- Mystery: The multiple layers of petals in a rose signify mystery, as they gradually unfurl to reveal their inner beauty.
English roses like Rosa Grace should be watered deeply but infrequently to encourage deep root growth. Generally, watering once a week with about 1 to 2 gallons of water per plant is sufficient, depending on the climate and soil moisture. During hot or dry periods, water twice a week. Avoid overhead watering to prevent leaf diseases; instead, use a soaker hose or drip irrigation to apply water directly to the base of the plant. In the winter, reduce watering as the plant will require less moisture due to dormancy.
English roses, such as Rosa Grace, thrive best in full sun with at least six hours of direct sunlight each day. A spot that receives morning sunlight is ideal as it helps to dry the dew on the leaves, reducing the risk of fungal diseases. These roses can tolerate some light shade, especially in hotter climates, but too much shade can lead to poor blooming and weak growth.
English roses like Rosa Grace prefer a moderate climate. They typically do well in temperatures between 65°F and 75°F. While they can withstand temperatures as low as 32°F in winter dormancy, it is advisable to provide protection if the temperature drops much lower. Prolonged exposure to temperatures above 90°F may stress the plant and affect flowering. Ideally, plant Rosa Grace in a location where it can enjoy the warmth without suffering from extreme heat.
Prune Rosa Grace in late winter or early spring to shape the plant and remove any dead or diseased wood. Pruning also encourages air circulation and new growth, which can lead to more blooms. Cut back by about one-third to one-half, making sure to cut just above a bud that is facing outward. Remove any weak or twiggy branches and deadhead spent flowers throughout the blooming season to promote continued blooming.
English Roses like 'Auskeppy' prefer a well-drained loam with generous organic matter. Aim for a pH of 6.0-7.0. Mix equal parts garden soil, compost, and grit or perlite.
English Roses such as 'Auskeppy' don't need frequent repotting; every 2-3 years is sufficient unless growth has stalled.
- Humidity & Misting
'Auskeppy' English Roses do best in moderate humidity levels but are adaptable and don’t require specific humidity control.
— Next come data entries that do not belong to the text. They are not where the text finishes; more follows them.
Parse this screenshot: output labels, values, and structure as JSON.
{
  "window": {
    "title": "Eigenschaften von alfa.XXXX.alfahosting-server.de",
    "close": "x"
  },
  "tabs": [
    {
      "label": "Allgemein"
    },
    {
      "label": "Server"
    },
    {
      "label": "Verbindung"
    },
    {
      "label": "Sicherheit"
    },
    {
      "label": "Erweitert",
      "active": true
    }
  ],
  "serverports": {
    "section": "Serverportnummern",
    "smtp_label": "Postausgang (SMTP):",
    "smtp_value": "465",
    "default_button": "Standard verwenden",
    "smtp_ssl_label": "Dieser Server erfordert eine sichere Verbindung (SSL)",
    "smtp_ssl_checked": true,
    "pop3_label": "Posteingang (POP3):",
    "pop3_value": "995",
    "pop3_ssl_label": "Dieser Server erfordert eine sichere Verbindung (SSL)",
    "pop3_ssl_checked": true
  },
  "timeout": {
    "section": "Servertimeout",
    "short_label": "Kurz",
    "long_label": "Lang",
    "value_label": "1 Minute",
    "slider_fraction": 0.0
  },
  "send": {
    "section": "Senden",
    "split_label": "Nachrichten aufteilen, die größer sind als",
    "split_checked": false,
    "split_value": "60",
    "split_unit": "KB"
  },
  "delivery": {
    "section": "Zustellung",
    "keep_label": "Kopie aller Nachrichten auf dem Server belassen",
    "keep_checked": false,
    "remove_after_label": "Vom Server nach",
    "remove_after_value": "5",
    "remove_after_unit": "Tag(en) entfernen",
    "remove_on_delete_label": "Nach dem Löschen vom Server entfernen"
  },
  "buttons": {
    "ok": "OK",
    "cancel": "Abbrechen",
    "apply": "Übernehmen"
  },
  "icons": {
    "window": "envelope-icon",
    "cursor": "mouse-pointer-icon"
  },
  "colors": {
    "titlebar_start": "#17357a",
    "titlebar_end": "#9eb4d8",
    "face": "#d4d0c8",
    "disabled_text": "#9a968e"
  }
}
- Suitable locations
Provide bright light and air circulation for 'Auskeppy'.
Plant 'Auskeppy' in full sun and well-drained soil.
- Life cycle
The Rosa Grace, commonly known as Grace Rose, begins its life cycle when the seed germinates in soil with adequate sunlight and moisture, emerging as a seedling with a primary root and shoot. The seedling progresses to the vegetative stage, developing a robust root system, stems, and leaves, transitioning to a mature plant that becomes woody over time. As it reaches maturity, the Grace Rose starts to produce distinctive pink blossoms, usually from late spring to early summer, entering its reproductive stage. After pollination, often by insects, the flowers develop into fruit, called hips, containing seeds for the next generation. Once mature, the hips release seeds either naturally or through human or animal activity, continuing the propagation cycle. The plant then goes through a period of dormancy in colder months, reducing metabolic activities before resuming growth in the spring, completing its perennial cycle.
The Rosa Grace, commonly known as the English Rose 'Grace', is often propagated through softwood cuttings. This method is popular because it's generally straightforward and reliable for rose cultivars. The best time to take softwood cuttings is in late spring or early summer when the plant's growth is tender and green. The process involves cutting a 4 to 6 inch (approximately 10 to 15 centimeters) length of stem, which includes a couple of leaves and a node. The lower end of the cutting is then dipped in rooting hormone to encourage root development and planted in a moist potting mixture. It's important to maintain high humidity around the cutting, which can be achieved by covering the pot with a plastic bag or dome. Roots typically develop within several weeks, after which the new plants can eventually be transplanted into the garden.